Image credit to Vertical Aerospace
In June 2021, Vertical Aerospace became the latest of many eVTOL companies to go public through a SPAC. Jumping into the public market in this way has many benefits, particularly for companies with trending products, such as eVTOLs.
But what does this mean for Vertical Aerospace and the eVTOL industry as a whole? Are we likely to see this continuing trend with other startups?
What is a SPAC?
A SPAC is a special purpose acquisition company. As the name suggests, it is a company formed with the sole intention of raising money with which it will acquire another company. It raises its money through an IPO – initial public offering.
In short, a SPAC draws together investors to buy out a previously privately-owned company. Once the acquisition finalises, investors can either trade in their SPAC shares for shares in the now-public company or receive their investment back.
SPACs are a hot trend in the investment world, and several eVTOL companies have already taken advantage. Joby Aviation merged with Reinvent Technology Partners back in February, and Lilium did the same with Qell Acquisition in March.
Vertical Aerospace’s SPAC
Although SPACs generally do not know what company they will acquire when they form, this is not always the case. In the eVTOL world, SPACs often form with the sole intention of acquiring a startup of their choice.
As a result, the SPAC contains investments from potential key stakeholders in the eVTOL company’s future. In Vertical’s case, this includes American Airlines and Avalon, its two launch customers, and Virgin Atlantic, a potential pre-order customer.
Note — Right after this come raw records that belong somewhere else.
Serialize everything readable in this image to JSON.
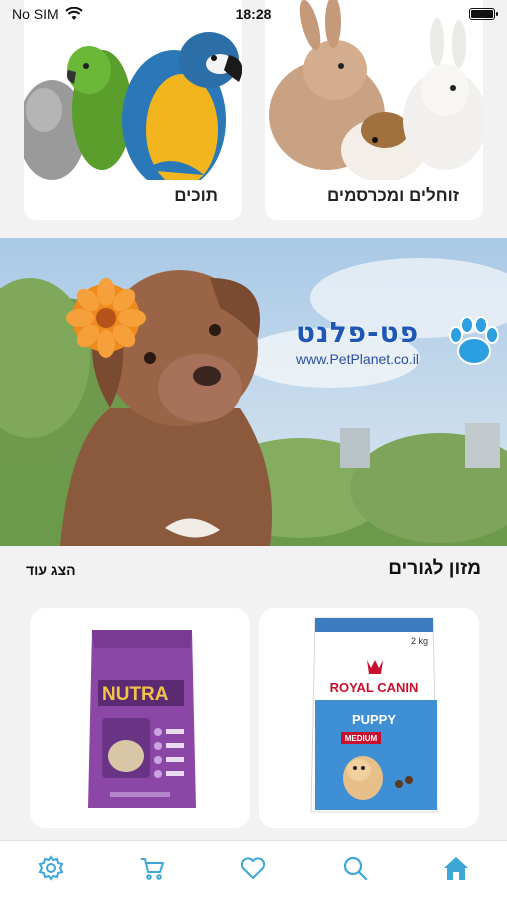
{
  "status_bar": {
    "carrier": "No SIM",
    "time": "18:28"
  },
  "categories": [
    {
      "label": "תוכים",
      "icon": "parrots-image"
    },
    {
      "label": "זוחלים ומכרסמים",
      "icon": "rabbits-image"
    }
  ],
  "banner": {
    "brand_hebrew": "פט-פלנט",
    "brand_url": "www.PetPlanet.co.il"
  },
  "section": {
    "title": "מזון לגורים",
    "show_more": "הצג עוד"
  },
  "products": [
    {
      "icon": "nutra-gold-puppy-bag",
      "brand": "NUTRA"
    },
    {
      "icon": "royal-canin-puppy-bag",
      "brand": "ROYAL CANIN",
      "line": "PUPPY",
      "size": "MEDIUM",
      "weight": "2 kg"
    }
  ],
  "tab_bar": {
    "items": [
      "settings-icon",
      "cart-icon",
      "heart-icon",
      "search-icon",
      "home-icon"
    ],
    "active": "home-icon"
  },
  "colors": {
    "accent": "#3da7d8",
    "background": "#f2f2f2"
  }
}
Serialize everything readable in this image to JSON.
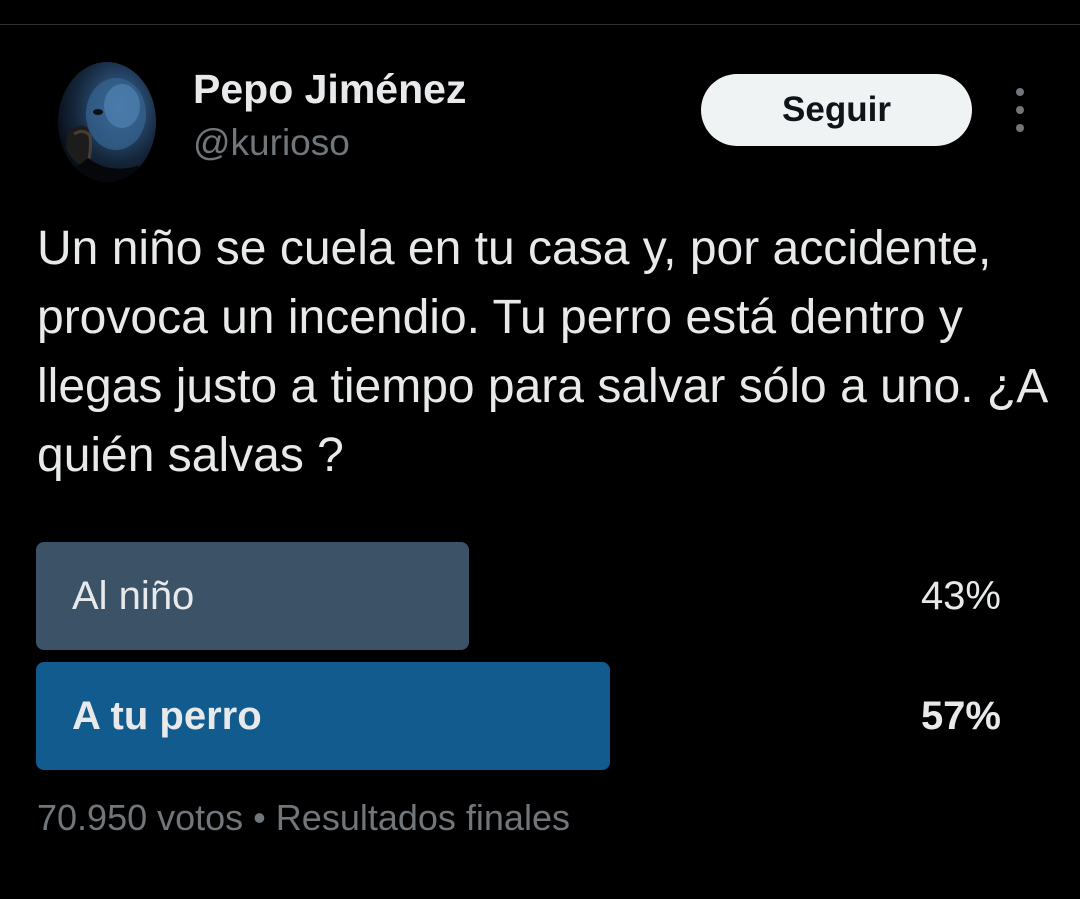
{
  "tweet": {
    "author_name": "Pepo Jiménez",
    "author_handle": "@kurioso",
    "follow_label": "Seguir",
    "text": "Un niño se cuela en tu casa y, por accidente, provoca un incendio. Tu perro está dentro y llegas justo a tiempo para salvar sólo a uno. ¿A quién salvas ?"
  },
  "poll": {
    "options": [
      {
        "label": "Al niño",
        "percent_label": "43%",
        "percent": 43,
        "winner": false
      },
      {
        "label": "A tu perro",
        "percent_label": "57%",
        "percent": 57,
        "winner": true
      }
    ],
    "votes": "70.950 votos",
    "separator": "•",
    "status": "Resultados finales"
  },
  "icons": {
    "more": "more-vertical-icon",
    "avatar": "avatar-photo"
  },
  "colors": {
    "background": "#000000",
    "text_primary": "#e7e9ea",
    "text_secondary": "#71767b",
    "follow_bg": "#eff3f4",
    "bar_winner": "#115b8f",
    "bar_loser": "#3c5266"
  }
}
Its orders with these three companies total $4 billion – up to 1,000 eVTOLs.
Verical’s SPAC also received investments from Honeywell and Rolls-Royce, two big players in the aerospace industry, and Microsoft’s M12, investment manager 40 North and venture capital firm Rocket Internet SE. It is common for investment and equity firms to buy stakes in a SPAC, as their whole business is based on speculative investments. It is unsurprising to see Honeywell invest, as we recently discussed its push into the eVTOL market with Lilium.
Overall, Vertical’s merger with the SPAC is valued at $2.2 billion, which is impressive for a company that has yet to release any products. But, the industry shift towards SPACs demonstrates the huge potential eVTOL technology has for revolutionising the aerospace industry.
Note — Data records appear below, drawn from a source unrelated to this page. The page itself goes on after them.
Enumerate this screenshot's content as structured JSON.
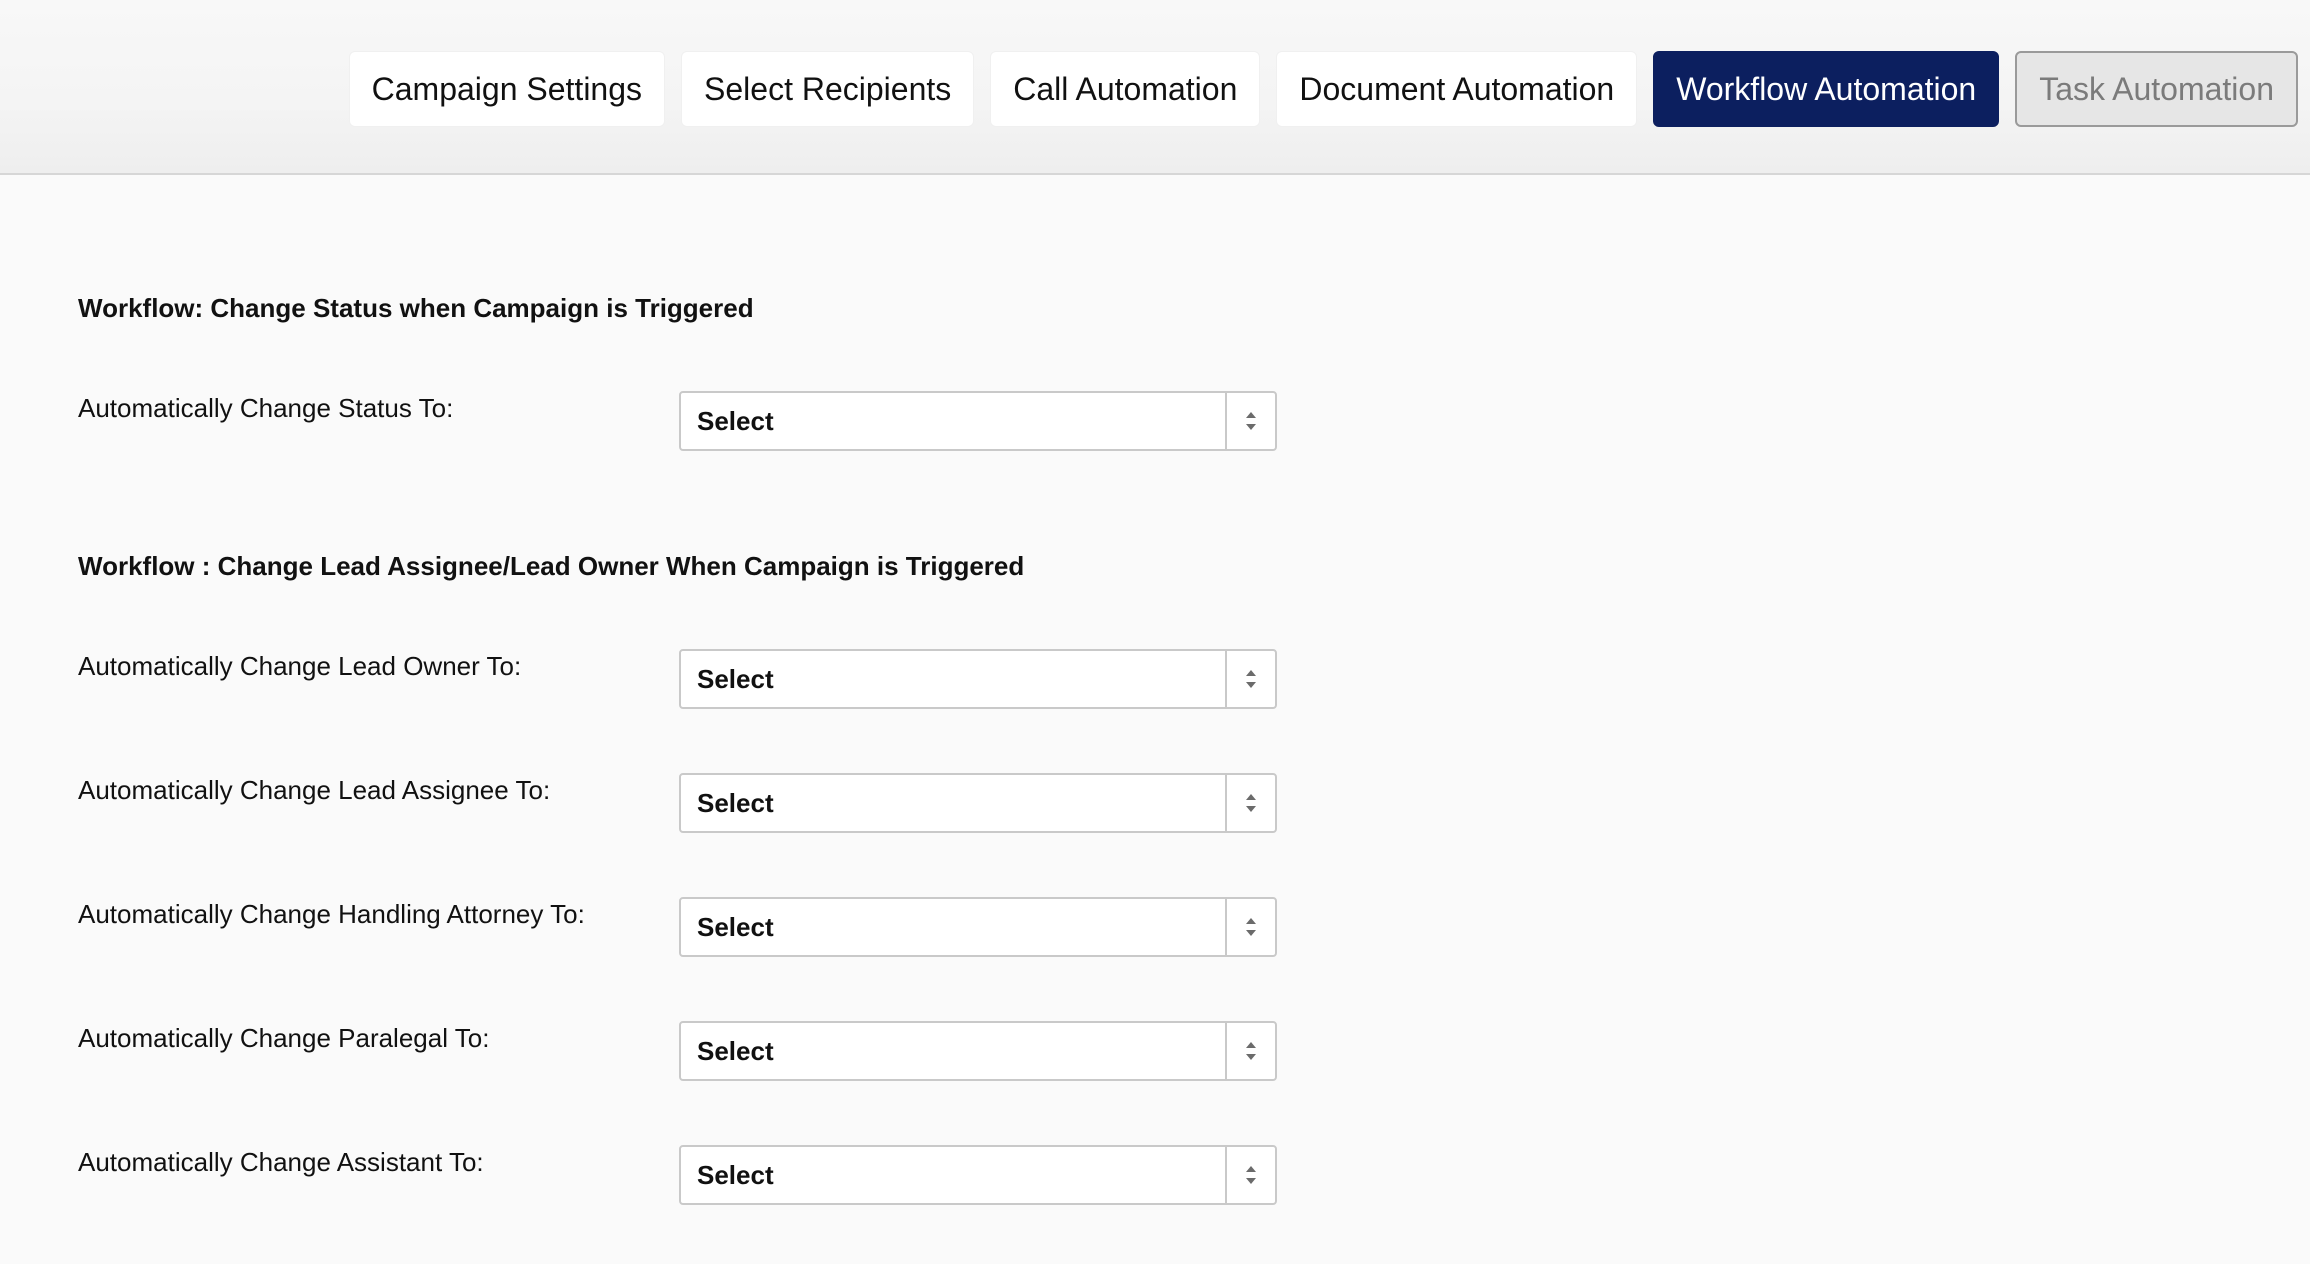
{
  "tabs": [
    {
      "label": "Campaign Settings",
      "state": "normal"
    },
    {
      "label": "Select Recipients",
      "state": "normal"
    },
    {
      "label": "Call Automation",
      "state": "normal"
    },
    {
      "label": "Document Automation",
      "state": "normal"
    },
    {
      "label": "Workflow Automation",
      "state": "active"
    },
    {
      "label": "Task Automation",
      "state": "disabled"
    }
  ],
  "sections": [
    {
      "title": "Workflow: Change Status when Campaign is Triggered",
      "fields": [
        {
          "label": "Automatically Change Status To:",
          "value": "Select"
        }
      ]
    },
    {
      "title": "Workflow : Change Lead Assignee/Lead Owner When Campaign is Triggered",
      "fields": [
        {
          "label": "Automatically Change Lead Owner To:",
          "value": "Select"
        },
        {
          "label": "Automatically Change Lead Assignee To:",
          "value": "Select"
        },
        {
          "label": "Automatically Change Handling Attorney To:",
          "value": "Select"
        },
        {
          "label": "Automatically Change Paralegal To:",
          "value": "Select"
        },
        {
          "label": "Automatically Change Assistant To:",
          "value": "Select"
        }
      ]
    }
  ],
  "colors": {
    "active_tab": "#0c1f5f",
    "disabled_tab": "#e6e6e6"
  },
  "icons": {
    "select_arrows": "up-down-arrows-icon"
  }
}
A SPAC has several purposes for companies like Vertical Aerospace. First, it switches them from a private company to a public one. It means people can invest, theoretically increasing the company’s value and assets. Considering the increasing pressure to make aerospace more environmentally friendly, now is a good time to launch publicly.
Perhaps the main purpose of going public is to raise capital for future developments. As a private company, raising investments is not impossible but is harder. Rounds of funding might raise several million, which companies can easily burn through when developing complex technology. As a public company, information becomes readily available, allowing private entities to invest with more confidence.
But who makes money on a SPAC? Theoretically, the companies that initially invest. If the acquired company delivers on its promises, its value will increase, thus creating wealth for the investors.
In the case of a company like Vertical, its investors include its launch customers. They stand to make money on the purchase and use of eVTOL aircraft during the early stages of commercial rollout when there will be a considerable buzz around the vehicles.
What does this Mean for the Industry?
SPACs have the potential to create a boom in the eVTOL industry. While companies like Google and Amazon have enough capital to invest in their own eVTOL ventures, many startups stand to benefit massively from this kind of investment.
This kind of capital will speed up production, as companies will not have to wait for funding. However, it will potentially speed up certification, too. Having the weight of massive companies behind them, such as American Airlines and Avalon, could make authorisation easier, if only because of greater funding.
However, the commercial rollout of eVTOLs might impact the popularity of SPACs as funding routes. Currently, investments in eVTOL companies are speculative; companies are investing in ideas and promises. Until an eVTOL becomes a commercial vehicle, it cannot be anything but a promise.
If all goes well, SPACs will likely continue and will be easier to arrange. Once we see eVTOL vehicles in action, companies will happily throw their money at startups looking to bring new products to market.
On the other hand, the commercial launch of eVTOLs could cause a slump in SPACs. Specifically, we might see investors sticking with tried-and-tested companies that already have products on the market, such as Vertical Aerospace, Lilium, and Joby. It would be similar to investing in an unknown electric car company instead of Tesla – which is more likely to make you money?
For now, though, SPACs will remain a hot topic in the eVTOL industry. We will likely see more companies go public, whether they are manufacturers like Vertical or companies that supply navigation equipment, bodywork, and so on. In short, SPACs are the latest sign that the eVTOL sector is growing in popularity and public awareness, a shift that we likely all welcome.